What to produce:
Find all lines with the word "text" in the material, then copy them.

Dataset records:
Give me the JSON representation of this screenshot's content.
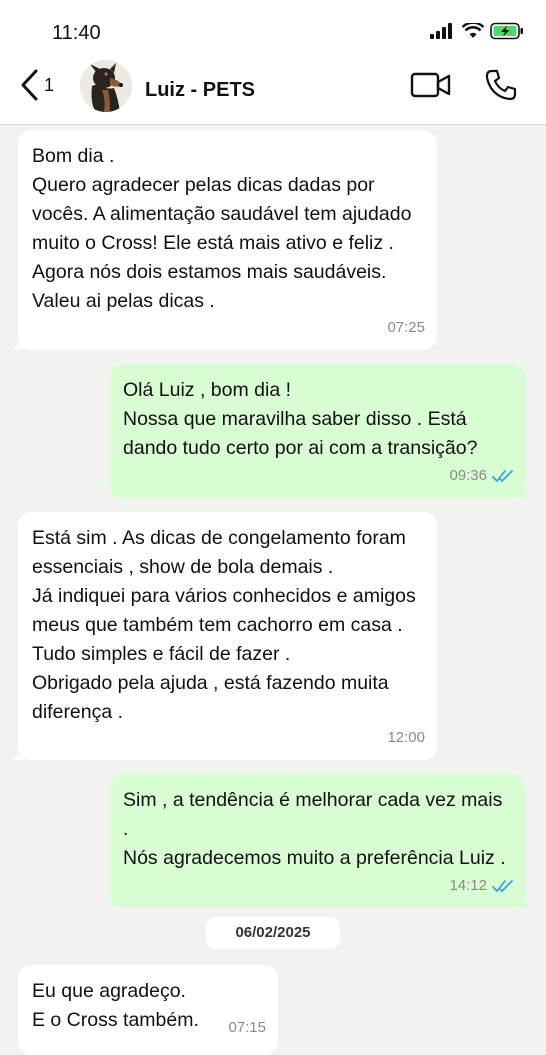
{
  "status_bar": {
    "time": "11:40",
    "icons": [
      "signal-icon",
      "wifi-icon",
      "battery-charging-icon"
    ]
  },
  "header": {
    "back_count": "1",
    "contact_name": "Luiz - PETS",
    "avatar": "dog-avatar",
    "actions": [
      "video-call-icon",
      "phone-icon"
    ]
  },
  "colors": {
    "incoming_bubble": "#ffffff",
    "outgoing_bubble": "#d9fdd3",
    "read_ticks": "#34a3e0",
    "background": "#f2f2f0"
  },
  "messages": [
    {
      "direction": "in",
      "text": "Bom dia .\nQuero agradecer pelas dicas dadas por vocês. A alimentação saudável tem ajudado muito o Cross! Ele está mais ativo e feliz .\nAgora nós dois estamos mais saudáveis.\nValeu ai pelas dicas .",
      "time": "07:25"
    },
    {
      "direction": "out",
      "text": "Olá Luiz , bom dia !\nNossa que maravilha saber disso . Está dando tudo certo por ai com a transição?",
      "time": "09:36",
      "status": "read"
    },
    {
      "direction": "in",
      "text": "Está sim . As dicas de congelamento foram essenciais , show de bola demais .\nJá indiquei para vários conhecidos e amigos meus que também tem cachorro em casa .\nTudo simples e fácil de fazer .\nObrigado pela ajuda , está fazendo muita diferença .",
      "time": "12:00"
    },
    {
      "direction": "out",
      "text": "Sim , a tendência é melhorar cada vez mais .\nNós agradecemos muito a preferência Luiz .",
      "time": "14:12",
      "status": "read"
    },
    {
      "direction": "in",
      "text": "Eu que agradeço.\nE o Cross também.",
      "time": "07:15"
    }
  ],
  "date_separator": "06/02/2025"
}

Solution to the exercise:
      "text": "Bom dia .\nQuero agradecer pelas dicas dadas por vocês. A alimentação saudável tem ajudado muito o Cross! Ele está mais ativo e feliz .\nAgora nós dois estamos mais saudáveis.\nValeu ai pelas dicas .",
      "text": "Olá Luiz , bom dia !\nNossa que maravilha saber disso . Está dando tudo certo por ai com a transição?",
      "text": "Está sim . As dicas de congelamento foram essenciais , show de bola demais .\nJá indiquei para vários conhecidos e amigos meus que também tem cachorro em casa .\nTudo simples e fácil de fazer .\nObrigado pela ajuda , está fazendo muita diferença .",
      "text": "Sim , a tendência é melhorar cada vez mais .\nNós agradecemos muito a preferência Luiz .",
      "text": "Eu que agradeço.\nE o Cross também.",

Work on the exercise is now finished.